Other commentators argue that women and girls who aren’t raped know that if they have sex with men, they risk becoming pregnant.
This ignores that many girls — especially those raised in conservative religious communities — don’t know how pregnancy occurs. Democratic California congresswoman Barbara Lee, who testified at a congressional hearing on reproductive rights last year, said that sex education was non-existent in her Catholic school, and she was unsure how girls became pregnant until she discovered at 16 that she was.
The Good Samaritan argument
The rest of Thomson’s defence of abortion is less well-known, but key to the current debate.
Thomson argued that requiring women to carry unwanted pregnancies to term compels them to be Good Samaritans. This is a radical understatement.
In the well-known biblical parable Luke 10:25-37, a priest and a Levite cross the road to get away from a man who’d been attacked and left for dead while journeying to Jericho. The Good Samaritan takes pity on the man, bandages his wounds and takes him on his donkey to an inn to care for him. The next day, the Good Samaritan gives the innkeeper money and says: “Look after him and when I return, I will reimburse you for any extra expense you may have.”
Notice that the Good Samaritan isn’t forced to step up, and after he takes the man to an inn, he outsources the rest of the job. It’s the innkeeper — not the Good Samaritan — who nurses the man, and he does it for a price.
Finally, the Good Samaritan faces no personal risk to his health, life or livelihood. And once he has done his good deed, he can carry on his way with no lasting remorse about whether he really should have cared for the man for the next 18 years instead of handing him over to others.
If the U.S. Supreme Court overturns abortion rights, American women and girls will be compelled to be not just Good Samaritans in carrying unwanted pregnancies to term, but what Thomson calls Splendid Samaritans who are required to risk their lives, health and security to help someone in need.
The Texas law permits abortions, but only in “medical emergencies,” which are left undefined. As the New York Times asks: Does cancer count, or a heart condition that could lead to sudden cardiac arrest?
Good Samaritan laws
The real kicker is that what was true in Thomson’s America of the 1970s is true now. Except in a few states that have duties to aid in limited circumstances, no American is legally required to help others in need, even when they can do so easily.
Good Samaritan laws exist in many countries and require people to help their fellow citizens in need whenever they can, or risk penalty. But in the U.S., no one is compelled to be even a Minimally Decent Samaritan. There is no duty to give blood. No duty to be an organ donor. No duty to put yourself out generally to help others in need.
Thomson observed that those pushing for abortion restrictions “had better start working for the adoption of Good Samaritan laws generally, or earn the charge that they are acting in bad faith.”
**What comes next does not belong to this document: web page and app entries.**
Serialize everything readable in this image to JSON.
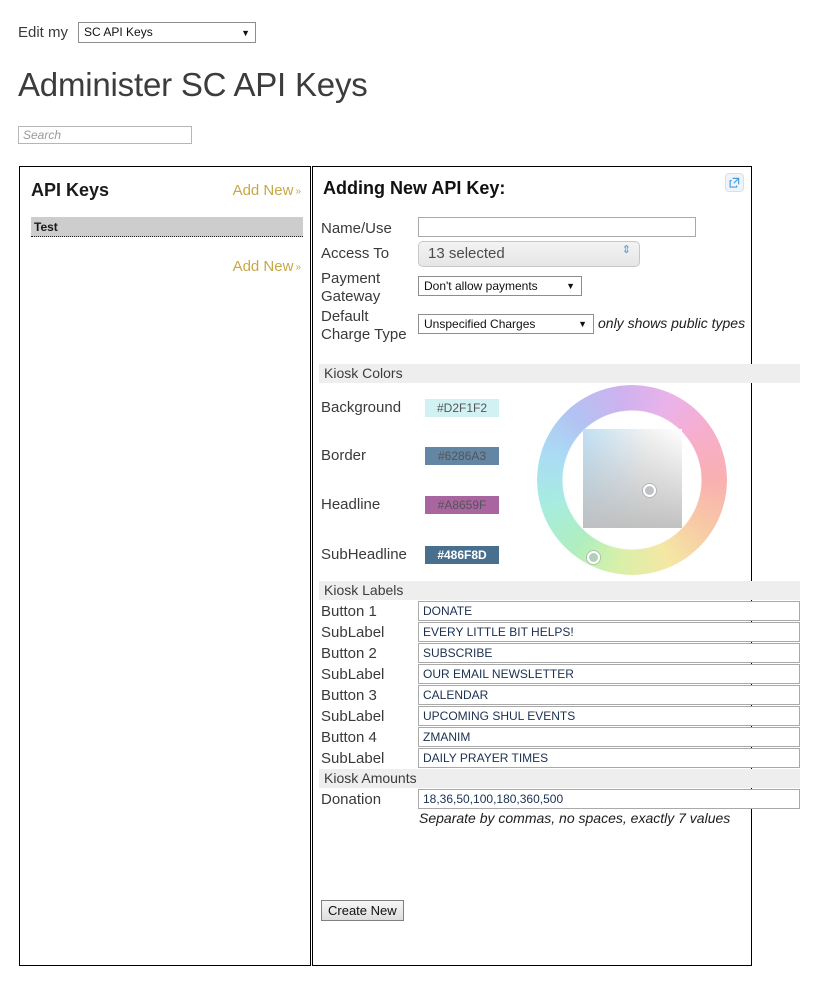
{
  "topbar": {
    "label": "Edit my",
    "selected": "SC API Keys",
    "caret": "▼"
  },
  "page_title": "Administer SC API Keys",
  "search": {
    "value": "",
    "placeholder": "Search"
  },
  "left_panel": {
    "title": "API Keys",
    "add_new_top": "Add New",
    "add_new_bottom": "Add New",
    "chevron": "»",
    "items": [
      {
        "label": "Test",
        "selected": true
      }
    ]
  },
  "right_panel": {
    "title": "Adding New API Key:",
    "popout_icon": "external-link-icon",
    "fields": {
      "name_use": {
        "label": "Name/Use",
        "value": "",
        "placeholder": ""
      },
      "access_to": {
        "label": "Access To",
        "value": "13 selected"
      },
      "payment_gateway": {
        "label": "Payment Gateway",
        "value": "Don't allow payments"
      },
      "default_charge_type": {
        "label": "Default Charge Type",
        "value": "Unspecified Charges",
        "hint": "only shows public types"
      }
    },
    "sections": {
      "colors": "Kiosk Colors",
      "labels": "Kiosk Labels",
      "amounts": "Kiosk Amounts"
    },
    "colors": [
      {
        "label": "Background",
        "value": "#D2F1F2",
        "text_color": "#555555"
      },
      {
        "label": "Border",
        "value": "#6286A3",
        "text_color": "#555555"
      },
      {
        "label": "Headline",
        "value": "#A8659F",
        "text_color": "#555555"
      },
      {
        "label": "SubHeadline",
        "value": "#486F8D",
        "text_color": "#ffffff"
      }
    ],
    "labels": [
      {
        "label": "Button 1",
        "value": "DONATE"
      },
      {
        "label": "SubLabel",
        "value": "EVERY LITTLE BIT HELPS!"
      },
      {
        "label": "Button 2",
        "value": "SUBSCRIBE"
      },
      {
        "label": "SubLabel",
        "value": "OUR EMAIL NEWSLETTER"
      },
      {
        "label": "Button 3",
        "value": "CALENDAR"
      },
      {
        "label": "SubLabel",
        "value": "UPCOMING SHUL EVENTS"
      },
      {
        "label": "Button 4",
        "value": "ZMANIM"
      },
      {
        "label": "SubLabel",
        "value": "DAILY PRAYER TIMES"
      }
    ],
    "amounts": {
      "label": "Donation",
      "value": "18,36,50,100,180,360,500",
      "hint": "Separate by commas, no spaces, exactly 7 values"
    },
    "create_button": "Create New",
    "caret": "▼",
    "spinner": "⇕"
  }
}
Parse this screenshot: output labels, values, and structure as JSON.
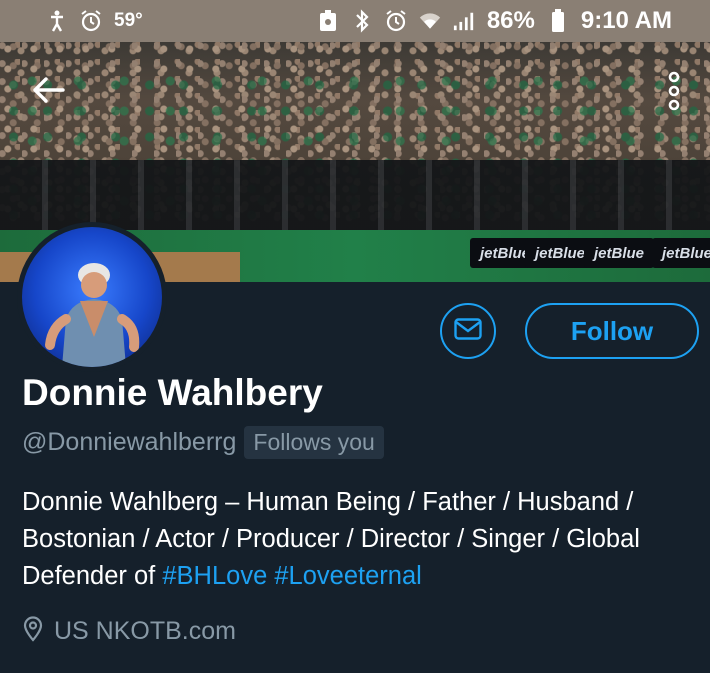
{
  "status_bar": {
    "temperature": "59°",
    "battery": "86%",
    "time": "9:10 AM"
  },
  "banner": {
    "boards": [
      "jetBlue",
      "jetBlue",
      "jetBlue",
      "jetBlue"
    ]
  },
  "profile": {
    "display_name": "Donnie Wahlbery",
    "handle": "@Donniewahlberrg",
    "follows_you": "Follows you",
    "follow_label": "Follow",
    "bio_text": "Donnie Wahlberg – Human Being / Father / Husband / Bostonian / Actor / Producer / Director / Singer / Global Defender of ",
    "hashtags": [
      "#BHLove",
      "#Loveeternal"
    ],
    "location": "US NKOTB.com"
  },
  "colors": {
    "background": "#15202b",
    "accent": "#1da1f2",
    "muted": "#8899a6"
  },
  "icons": {
    "back": "back-arrow-icon",
    "more": "more-vertical-icon",
    "message": "envelope-icon",
    "location": "location-pin-icon"
  }
}
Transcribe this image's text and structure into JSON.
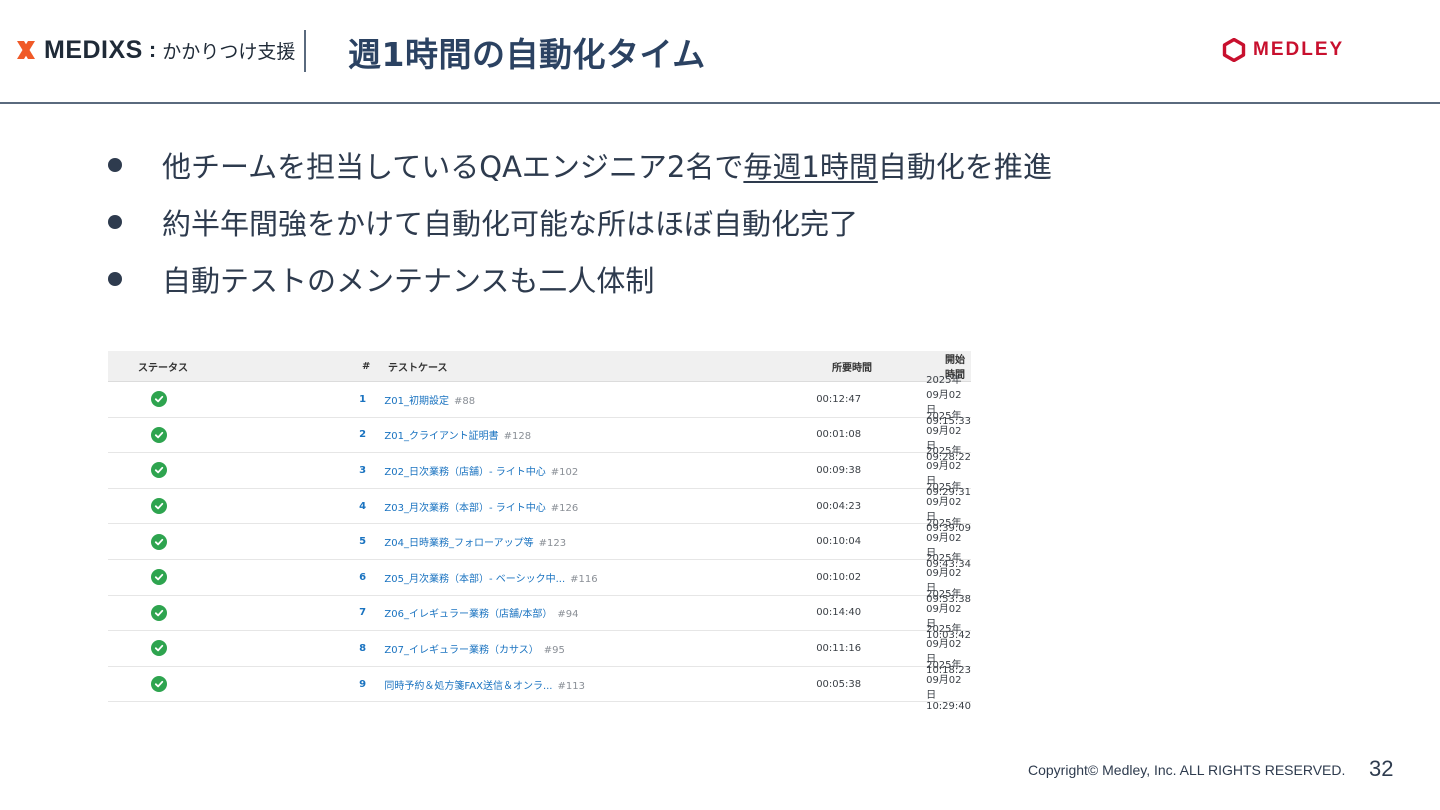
{
  "header": {
    "brand_name": "MEDIXS",
    "brand_colon": ":",
    "brand_sub": "かかりつけ支援",
    "title": "週1時間の自動化タイム",
    "company": "MEDLEY"
  },
  "bullets": [
    {
      "pre": "他チームを担当しているQAエンジニア2名で",
      "underlined": "毎週1時間",
      "post": "自動化を推進"
    },
    {
      "pre": "約半年間強をかけて自動化可能な所はほぼ自動化完了",
      "underlined": "",
      "post": ""
    },
    {
      "pre": "自動テストのメンテナンスも二人体制",
      "underlined": "",
      "post": ""
    }
  ],
  "table": {
    "headers": {
      "status": "ステータス",
      "num": "#",
      "case": "テストケース",
      "duration": "所要時間",
      "start": "開始時間"
    },
    "status_color": "#2ea44f",
    "link_color": "#1a73c0",
    "rows": [
      {
        "num": "1",
        "name": "Z01_初期設定",
        "id": "#88",
        "duration": "00:12:47",
        "start": "2025年09月02日 09:15:33"
      },
      {
        "num": "2",
        "name": "Z01_クライアント証明書",
        "id": "#128",
        "duration": "00:01:08",
        "start": "2025年09月02日 09:28:22"
      },
      {
        "num": "3",
        "name": "Z02_日次業務（店舗）- ライト中心",
        "id": "#102",
        "duration": "00:09:38",
        "start": "2025年09月02日 09:29:31"
      },
      {
        "num": "4",
        "name": "Z03_月次業務（本部）- ライト中心",
        "id": "#126",
        "duration": "00:04:23",
        "start": "2025年09月02日 09:39:09"
      },
      {
        "num": "5",
        "name": "Z04_日時業務_フォローアップ等",
        "id": "#123",
        "duration": "00:10:04",
        "start": "2025年09月02日 09:43:34"
      },
      {
        "num": "6",
        "name": "Z05_月次業務（本部）- ベーシック中...",
        "id": "#116",
        "duration": "00:10:02",
        "start": "2025年09月02日 09:53:38"
      },
      {
        "num": "7",
        "name": "Z06_イレギュラー業務（店舗/本部）",
        "id": "#94",
        "duration": "00:14:40",
        "start": "2025年09月02日 10:03:42"
      },
      {
        "num": "8",
        "name": "Z07_イレギュラー業務（カサス）",
        "id": "#95",
        "duration": "00:11:16",
        "start": "2025年09月02日 10:18:23"
      },
      {
        "num": "9",
        "name": "同時予約＆処方箋FAX送信＆オンラ...",
        "id": "#113",
        "duration": "00:05:38",
        "start": "2025年09月02日 10:29:40"
      }
    ]
  },
  "footer": {
    "copyright": "Copyright© Medley, Inc. ALL RIGHTS RESERVED.",
    "page_number": "32"
  }
}
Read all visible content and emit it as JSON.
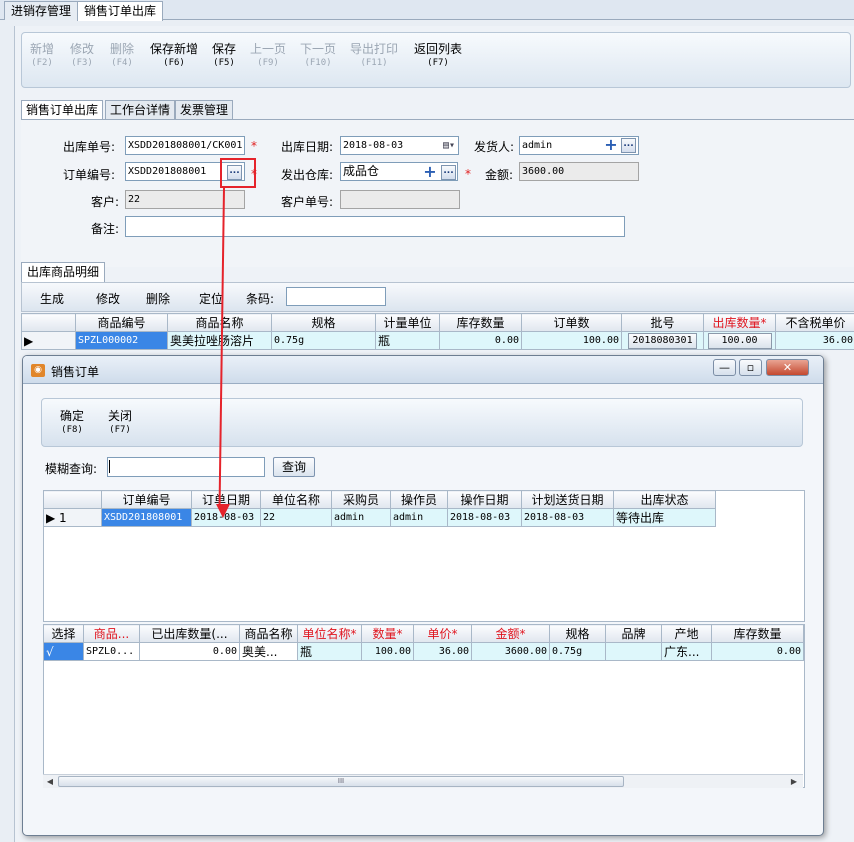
{
  "app_tabs": [
    "进销存管理",
    "销售订单出库"
  ],
  "toolbar": [
    {
      "label": "新增",
      "key": "(F2)",
      "enabled": false
    },
    {
      "label": "修改",
      "key": "(F3)",
      "enabled": false
    },
    {
      "label": "删除",
      "key": "(F4)",
      "enabled": false
    },
    {
      "label": "保存新增",
      "key": "(F6)",
      "enabled": true
    },
    {
      "label": "保存",
      "key": "(F5)",
      "enabled": true
    },
    {
      "label": "上一页",
      "key": "(F9)",
      "enabled": false
    },
    {
      "label": "下一页",
      "key": "(F10)",
      "enabled": false
    },
    {
      "label": "导出打印",
      "key": "(F11)",
      "enabled": false
    },
    {
      "label": "返回列表",
      "key": "(F7)",
      "enabled": true
    }
  ],
  "subtabs": [
    "销售订单出库",
    "工作台详情",
    "发票管理"
  ],
  "form": {
    "out_no_label": "出库单号:",
    "out_no": "XSDD201808001/CK001",
    "out_date_label": "出库日期:",
    "out_date": "2018-08-03",
    "shipper_label": "发货人:",
    "shipper": "admin",
    "order_no_label": "订单编号:",
    "order_no": "XSDD201808001",
    "warehouse_label": "发出仓库:",
    "warehouse": "成品仓",
    "amount_label": "金额:",
    "amount": "3600.00",
    "customer_label": "客户:",
    "customer": "22",
    "customer_no_label": "客户单号:",
    "customer_no": "",
    "remark_label": "备注:",
    "remark": "",
    "required_mark": "*",
    "browse_label": "...",
    "plus_label": "+"
  },
  "detail": {
    "tab": "出库商品明细",
    "buttons": [
      "生成",
      "修改",
      "删除",
      "定位"
    ],
    "barcode_label": "条码:",
    "columns": [
      "商品编号",
      "商品名称",
      "规格",
      "计量单位",
      "库存数量",
      "订单数",
      "批号",
      "出库数量*",
      "不含税单价"
    ],
    "row": {
      "code": "SPZL000002",
      "name": "奥美拉唑肠溶片",
      "spec": "0.75g",
      "unit": "瓶",
      "stock": "0.00",
      "order_qty": "100.00",
      "batch": "2018080301",
      "out_qty": "100.00",
      "price": "36.00"
    }
  },
  "dialog": {
    "title": "销售订单",
    "buttons": [
      {
        "label": "确定",
        "key": "(F8)"
      },
      {
        "label": "关闭",
        "key": "(F7)"
      }
    ],
    "search_label": "模糊查询:",
    "search_value": "",
    "query_button": "查询",
    "win_minimize": "—",
    "win_restore": "▫",
    "win_close": "✕",
    "order_columns": [
      "订单编号",
      "订单日期",
      "单位名称",
      "采购员",
      "操作员",
      "操作日期",
      "计划送货日期",
      "出库状态"
    ],
    "order_row": {
      "index": "1",
      "order_no": "XSDD201808001",
      "order_date": "2018-08-03",
      "unit": "22",
      "buyer": "admin",
      "operator": "admin",
      "op_date": "2018-08-03",
      "plan_date": "2018-08-03",
      "status": "等待出库"
    },
    "item_columns": [
      "选择",
      "商品...",
      "已出库数量(...",
      "商品名称",
      "单位名称*",
      "数量*",
      "单价*",
      "金额*",
      "规格",
      "品牌",
      "产地",
      "库存数量"
    ],
    "item_row": {
      "check": "√",
      "code": "SPZL0...",
      "out_qty": "0.00",
      "name": "奥美...",
      "unit": "瓶",
      "qty": "100.00",
      "price": "36.00",
      "amount": "3600.00",
      "spec": "0.75g",
      "brand": "",
      "origin": "广东...",
      "stock": "0.00"
    },
    "scroll_thumb": "III"
  },
  "colors": {
    "accent": "#3a86e6",
    "required": "#e0141e",
    "annotation": "#e5232b"
  }
}
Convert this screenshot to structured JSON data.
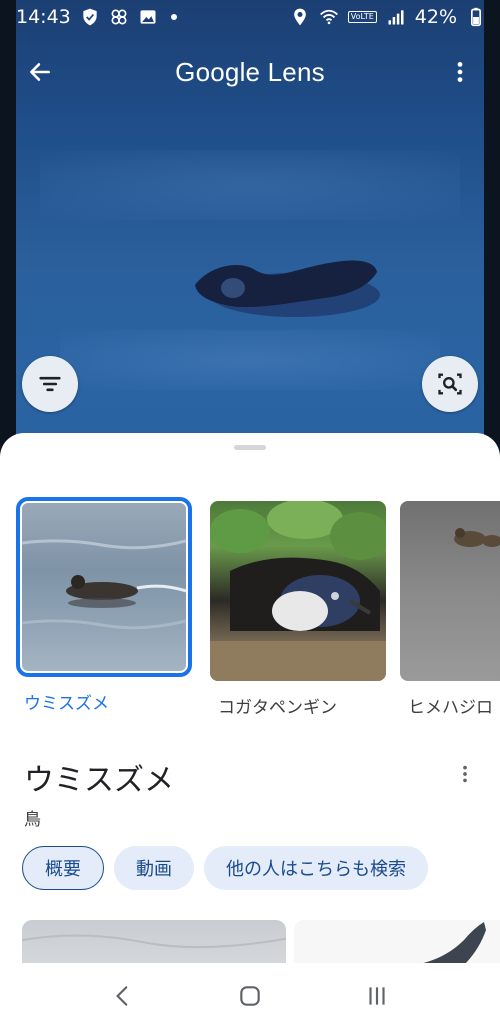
{
  "status_bar": {
    "time": "14:43",
    "battery": "42%",
    "volte": "VoLTE"
  },
  "header": {
    "title": "Google Lens",
    "back_icon": "arrow-back-icon",
    "menu_icon": "more-vert-icon"
  },
  "photo_controls": {
    "filter_icon": "filter-icon",
    "crop_search_icon": "image-search-icon"
  },
  "carousel": {
    "items": [
      {
        "label": "ウミスズメ",
        "selected": true
      },
      {
        "label": "コガタペンギン",
        "selected": false
      },
      {
        "label": "ヒメハジロ",
        "selected": false
      }
    ]
  },
  "result": {
    "title": "ウミスズメ",
    "subtitle": "鳥"
  },
  "chips": [
    {
      "label": "概要",
      "active": true
    },
    {
      "label": "動画",
      "active": false
    },
    {
      "label": "他の人はこちらも検索",
      "active": false
    }
  ],
  "colors": {
    "accent": "#1a73e8",
    "chip_bg": "#e3ecf8",
    "chip_text": "#1a4b8e"
  }
}
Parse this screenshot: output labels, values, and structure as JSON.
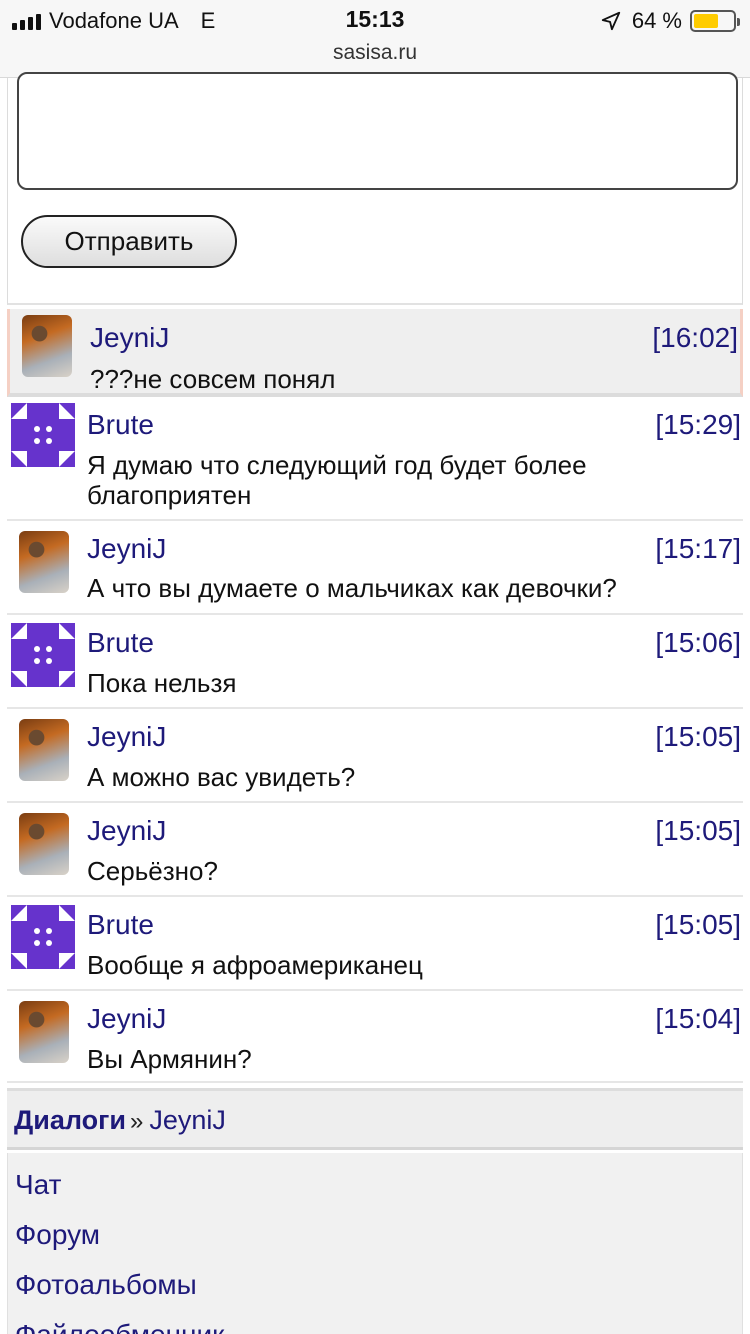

Yet for better or worse, legal duties to aid are antithetical to the negatively framed U.S. Constitution that stresses individual liberties but offers few positive provisions.
Thomson’s defence of abortion isn’t unqualified. She said that if pregnancy came with no risks, took only an hour and left no lasting residue, then a person would be morally callous, self-centred and indecent not to carry a pregnancy to term. However, that person still has a right to do the indecent thing. This is what liberty rights do: they protect us in acting in ways others find objectionable.
How many other spaces for personal freedom would logically collapse if the U.S. Supreme Court stamps out this one in June?
Kimberley Brownlee receives funding from the Canada Research Chairs program, the Leverhulme Trust, and the Arts and Humanities Research Council.